Your assignment:
Output all of the entries below precisely as written.

.....

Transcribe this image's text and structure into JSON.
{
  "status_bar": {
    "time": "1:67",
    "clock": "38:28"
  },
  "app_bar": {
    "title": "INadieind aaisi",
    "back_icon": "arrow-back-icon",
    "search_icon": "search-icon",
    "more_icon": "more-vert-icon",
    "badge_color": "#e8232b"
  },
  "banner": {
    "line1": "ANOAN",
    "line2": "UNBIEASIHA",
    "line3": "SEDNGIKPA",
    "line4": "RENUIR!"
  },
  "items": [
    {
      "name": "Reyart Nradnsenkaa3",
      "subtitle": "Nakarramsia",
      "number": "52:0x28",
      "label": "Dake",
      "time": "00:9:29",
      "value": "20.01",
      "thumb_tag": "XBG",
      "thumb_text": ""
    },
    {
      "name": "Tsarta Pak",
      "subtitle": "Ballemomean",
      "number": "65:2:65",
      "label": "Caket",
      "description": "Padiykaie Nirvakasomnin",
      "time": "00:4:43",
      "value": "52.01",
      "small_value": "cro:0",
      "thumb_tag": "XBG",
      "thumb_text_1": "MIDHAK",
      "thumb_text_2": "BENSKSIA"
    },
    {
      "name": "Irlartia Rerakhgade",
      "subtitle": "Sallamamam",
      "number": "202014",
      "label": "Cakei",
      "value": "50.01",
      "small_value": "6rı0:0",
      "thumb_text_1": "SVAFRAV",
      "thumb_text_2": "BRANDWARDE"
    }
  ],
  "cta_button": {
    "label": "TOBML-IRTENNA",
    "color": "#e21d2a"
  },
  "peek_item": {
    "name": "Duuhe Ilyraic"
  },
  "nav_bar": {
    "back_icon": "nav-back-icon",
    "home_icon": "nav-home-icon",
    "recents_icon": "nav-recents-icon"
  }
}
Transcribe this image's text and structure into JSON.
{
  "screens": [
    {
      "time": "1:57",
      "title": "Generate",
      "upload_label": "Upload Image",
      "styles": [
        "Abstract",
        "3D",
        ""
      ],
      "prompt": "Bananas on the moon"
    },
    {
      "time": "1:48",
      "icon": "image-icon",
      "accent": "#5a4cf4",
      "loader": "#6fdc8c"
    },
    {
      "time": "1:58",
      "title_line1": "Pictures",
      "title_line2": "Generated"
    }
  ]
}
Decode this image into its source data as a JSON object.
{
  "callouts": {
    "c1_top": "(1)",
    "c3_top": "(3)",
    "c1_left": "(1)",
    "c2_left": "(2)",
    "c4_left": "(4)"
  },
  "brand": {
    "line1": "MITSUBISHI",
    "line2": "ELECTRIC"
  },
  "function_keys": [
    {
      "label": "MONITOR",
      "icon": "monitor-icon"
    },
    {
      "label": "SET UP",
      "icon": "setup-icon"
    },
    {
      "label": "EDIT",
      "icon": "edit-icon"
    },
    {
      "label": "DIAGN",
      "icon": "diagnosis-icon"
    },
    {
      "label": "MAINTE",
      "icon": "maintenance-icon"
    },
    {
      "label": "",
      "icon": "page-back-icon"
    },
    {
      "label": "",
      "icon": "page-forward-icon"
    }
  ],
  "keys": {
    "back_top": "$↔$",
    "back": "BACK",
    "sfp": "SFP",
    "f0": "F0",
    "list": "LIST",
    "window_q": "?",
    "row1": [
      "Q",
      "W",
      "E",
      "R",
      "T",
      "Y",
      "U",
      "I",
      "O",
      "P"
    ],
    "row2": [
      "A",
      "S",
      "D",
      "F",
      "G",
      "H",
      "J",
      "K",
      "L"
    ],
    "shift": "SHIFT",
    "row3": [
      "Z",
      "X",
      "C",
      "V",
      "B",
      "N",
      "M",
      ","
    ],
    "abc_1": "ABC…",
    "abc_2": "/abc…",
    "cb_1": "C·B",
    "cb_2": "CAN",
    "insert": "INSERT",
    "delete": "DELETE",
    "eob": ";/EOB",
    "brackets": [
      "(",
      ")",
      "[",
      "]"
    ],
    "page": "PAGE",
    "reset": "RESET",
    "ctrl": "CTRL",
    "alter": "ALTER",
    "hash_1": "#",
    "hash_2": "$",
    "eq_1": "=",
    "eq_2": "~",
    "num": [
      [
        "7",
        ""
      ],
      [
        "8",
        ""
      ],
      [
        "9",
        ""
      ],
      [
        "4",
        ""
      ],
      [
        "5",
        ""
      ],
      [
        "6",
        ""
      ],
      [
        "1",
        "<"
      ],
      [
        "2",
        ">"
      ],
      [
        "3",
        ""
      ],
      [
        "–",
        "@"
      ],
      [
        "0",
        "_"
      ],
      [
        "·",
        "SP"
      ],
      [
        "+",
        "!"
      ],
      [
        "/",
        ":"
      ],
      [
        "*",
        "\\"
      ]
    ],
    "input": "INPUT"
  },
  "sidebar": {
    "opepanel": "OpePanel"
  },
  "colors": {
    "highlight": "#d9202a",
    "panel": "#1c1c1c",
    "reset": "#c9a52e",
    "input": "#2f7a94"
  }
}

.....

Response:
Transcribe this image's text and structure into JSON.
{
  "status_bar": {
    "time": "1:67",
    "clock": "38:28"
  },
  "app_bar": {
    "title": "INadieind aaisi",
    "back_icon": "arrow-back-icon",
    "search_icon": "search-icon",
    "more_icon": "more-vert-icon",
    "badge_color": "#e8232b"
  },
  "banner": {
    "line1": "ANOAN",
    "line2": "UNBIEASIHA",
    "line3": "SEDNGIKPA",
    "line4": "RENUIR!"
  },
  "items": [
    {
      "name": "Reyart Nradnsenkaa3",
      "subtitle": "Nakarramsia",
      "number": "52:0x28",
      "label": "Dake",
      "time": "00:9:29",
      "value": "20.01",
      "thumb_tag": "XBG",
      "thumb_text": ""
    },
    {
      "name": "Tsarta Pak",
      "subtitle": "Ballemomean",
      "number": "65:2:65",
      "label": "Caket",
      "description": "Padiykaie Nirvakasomnin",
      "time": "00:4:43",
      "value": "52.01",
      "small_value": "cro:0",
      "thumb_tag": "XBG",
      "thumb_text_1": "MIDHAK",
      "thumb_text_2": "BENSKSIA"
    },
    {
      "name": "Irlartia Rerakhgade",
      "subtitle": "Sallamamam",
      "number": "202014",
      "label": "Cakei",
      "value": "50.01",
      "small_value": "6rı0:0",
      "thumb_text_1": "SVAFRAV",
      "thumb_text_2": "BRANDWARDE"
    }
  ],
  "cta_button": {
    "label": "TOBML-IRTENNA",
    "color": "#e21d2a"
  },
  "peek_item": {
    "name": "Duuhe Ilyraic"
  },
  "nav_bar": {
    "back_icon": "nav-back-icon",
    "home_icon": "nav-home-icon",
    "recents_icon": "nav-recents-icon"
  }
}
Transcribe this image's text and structure into JSON.
{
  "screens": [
    {
      "time": "1:57",
      "title": "Generate",
      "upload_label": "Upload Image",
      "styles": [
        "Abstract",
        "3D",
        ""
      ],
      "prompt": "Bananas on the moon"
    },
    {
      "time": "1:48",
      "icon": "image-icon",
      "accent": "#5a4cf4",
      "loader": "#6fdc8c"
    },
    {
      "time": "1:58",
      "title_line1": "Pictures",
      "title_line2": "Generated"
    }
  ]
}
Decode this image into its source data as a JSON object.
{
  "callouts": {
    "c1_top": "(1)",
    "c3_top": "(3)",
    "c1_left": "(1)",
    "c2_left": "(2)",
    "c4_left": "(4)"
  },
  "brand": {
    "line1": "MITSUBISHI",
    "line2": "ELECTRIC"
  },
  "function_keys": [
    {
      "label": "MONITOR",
      "icon": "monitor-icon"
    },
    {
      "label": "SET UP",
      "icon": "setup-icon"
    },
    {
      "label": "EDIT",
      "icon": "edit-icon"
    },
    {
      "label": "DIAGN",
      "icon": "diagnosis-icon"
    },
    {
      "label": "MAINTE",
      "icon": "maintenance-icon"
    },
    {
      "label": "",
      "icon": "page-back-icon"
    },
    {
      "label": "",
      "icon": "page-forward-icon"
    }
  ],
  "keys": {
    "back_top": "$↔$",
    "back": "BACK",
    "sfp": "SFP",
    "f0": "F0",
    "list": "LIST",
    "window_q": "?",
    "row1": [
      "Q",
      "W",
      "E",
      "R",
      "T",
      "Y",
      "U",
      "I",
      "O",
      "P"
    ],
    "row2": [
      "A",
      "S",
      "D",
      "F",
      "G",
      "H",
      "J",
      "K",
      "L"
    ],
    "shift": "SHIFT",
    "row3": [
      "Z",
      "X",
      "C",
      "V",
      "B",
      "N",
      "M",
      ","
    ],
    "abc_1": "ABC…",
    "abc_2": "/abc…",
    "cb_1": "C·B",
    "cb_2": "CAN",
    "insert": "INSERT",
    "delete": "DELETE",
    "eob": ";/EOB",
    "brackets": [
      "(",
      ")",
      "[",
      "]"
    ],
    "page": "PAGE",
    "reset": "RESET",
    "ctrl": "CTRL",
    "alter": "ALTER",
    "hash_1": "#",
    "hash_2": "$",
    "eq_1": "=",
    "eq_2": "~",
    "num": [
      [
        "7",
        ""
      ],
      [
        "8",
        ""
      ],
      [
        "9",
        ""
      ],
      [
        "4",
        ""
      ],
      [
        "5",
        ""
      ],
      [
        "6",
        ""
      ],
      [
        "1",
        "<"
      ],
      [
        "2",
        ">"
      ],
      [
        "3",
        ""
      ],
      [
        "–",
        "@"
      ],
      [
        "0",
        "_"
      ],
      [
        "·",
        "SP"
      ],
      [
        "+",
        "!"
      ],
      [
        "/",
        ":"
      ],
      [
        "*",
        "\\"
      ]
    ],
    "input": "INPUT"
  },
  "sidebar": {
    "opepanel": "OpePanel"
  },
  "colors": {
    "highlight": "#d9202a",
    "panel": "#1c1c1c",
    "reset": "#c9a52e",
    "input": "#2f7a94"
  }
}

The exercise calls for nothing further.